You are allowed to bring necessary items like baby food, formula, cow’s milk, breast milk, and breast pumps in your diaper bag if you choose, but it is a good idea to bring ice packs in the bag if anything is perishable. Travel days are filled with many unforeseen delays, and even short trips and local flights can turn into longer trips than you initially expect.
You also cannot bring a car seat onto the plane with you if your child is traveling as a lap infant. In this case, the flight attendants will pass out a child restraint system that is to be used throughout the duration of the flight. These harness-type devices are meant to keep small children safely strapped to your lap throughout the duration of the flight, and the limitations that they cause make you ineligible to sit in emergency exit rows.
Can You Take a Stroller on an Airplane if Your Baby Has Their Own Seat?
While airlines do not give you an extra baggage allowance for a lap baby, they give a full baggage allowance to each ticketed customer.
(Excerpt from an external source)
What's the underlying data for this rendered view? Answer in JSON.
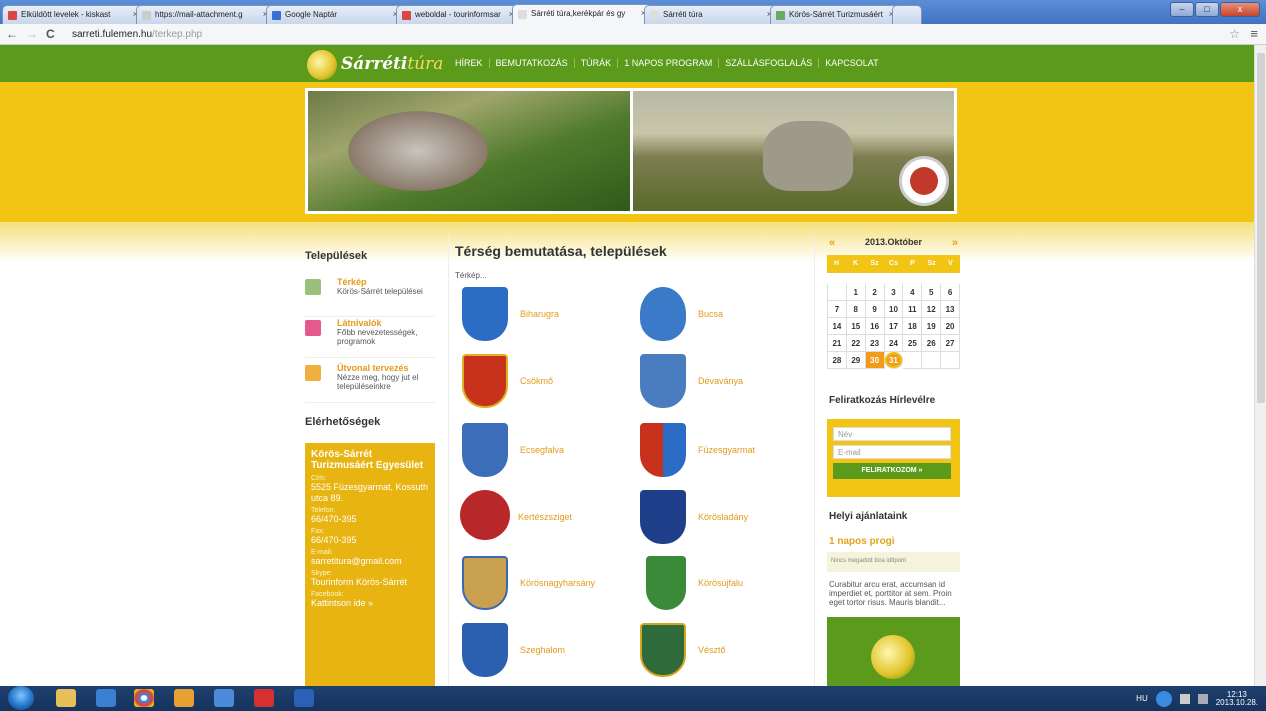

If you bought your baby their own seat and plan to bring an FAA-approved car seat onto the plane, you may also bring a stroller or carry-on bag to stow in the overhead compartment.
On this topic, make sure that your car seat is approved for use in an airplane by the Federal Aviation Administration (FAA). For safety reasons, the cabin crew will only allow you to bring an FAA-approved car safety seat onto the plane.
If you plan to gate check a car seat, I highly recommend bringing a car seat travel bag to store it in during the flight. You never know what your car seat will come in contact with when it is placed in the hold, and a protective car seat bag makes sure it doesn’t get banged up or stained.
Which Airlines Allow You to Gate Check a Stroller?
All domestic airlines in the United States have their own policies surrounding baby strollers and other baby equipment, like child safety seats. Each major domestic airline’s stroller policy has been included below for your convenience, straight from their own websites. To be as comprehensive as possible, we have included every major airline in the United States, Canada, and Mexico.
Thanks for reading my post on how to gate check a stroller. Hopefully these tips help to remove some stress from your flight day with your baby! If you have any questions, be sure to reach out by dropping a comment below.